2020 research and innovation programme under grant agreement No 667387
Subproject 4:
Modelling and Theoretical chemistry of constitutional systems
Group leader: PhD Cornel Cojocaru (ER chemistry)
Members: PhD Adrian Fifere(PD chemistry); PhD Andrei Neamtu (PD MD);
Dragos Isac (PhD student chemistry); Tudor Vasiliu (PhD student biology)
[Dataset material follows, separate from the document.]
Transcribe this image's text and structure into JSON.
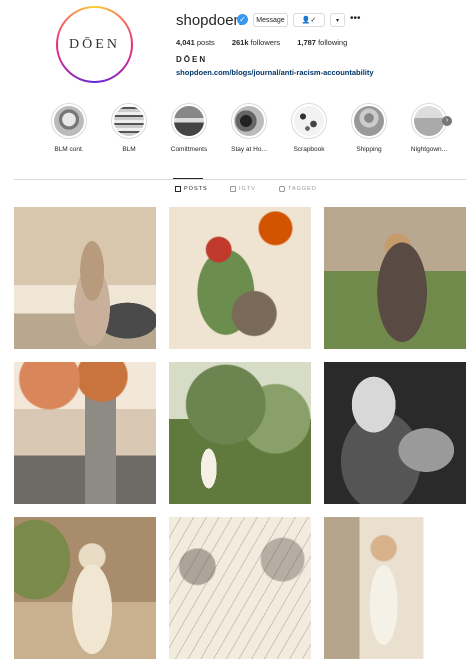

        In order to elucidate the behavior of Ion/water confined within the artificial channels or of hybrid biomolmecular platforms we will perform Monte Carlo molecular simulations. These simulations will help determine the subtle structure and ordering of molecules within the hierarchical structure. Once a clear picture of the adsorption and structure of confined ion/water channels has been obtained, we will study the diffusion of solutes using Molecular Dynamics. As in most practical applications, we will consider water transport in which transport is driven either through an electrical field ΔE and/or pressure gradients ΔP are applied to the system. We will first simulate electrical conductivity of water in the nanochannels by imposing an electrical field across the nanopore. Then, we will also consider nanopores that are open towards external reservoirs to simulate the situation where a nanopore is connected towards a larger pore (macropore). This will allow us to determine the subtle interplay between adsorption and transport within the system. We will also study the channels in a realistic lipid bilayer environment using long microsecond-timescale molecular dynamics simulations in an explicit fully hydrated membrane system. The stability and dynamics of the assembly will be tested first, probing different stoichiometries. Then the energetics of water transport will be assessed as in previous work on ion permeation. This will enable us to suggest modifications in the channel scaffold to modulate and improve water transport that can subsequently be tested experimentally. It is likely that the channel properties are temperature and lipid composition dependent, which will be tested as well. Once a full characterization at an all-atom level has been achieved, we will devise a coarse-grained model in order to be able to study larger assemblies and longer timescales. We can build on previous experience in coarse-grained modeling of complex membrane assemblies, for instance with modeling the influenza A viral envelope.

Prof. Marc Baaden-Trainer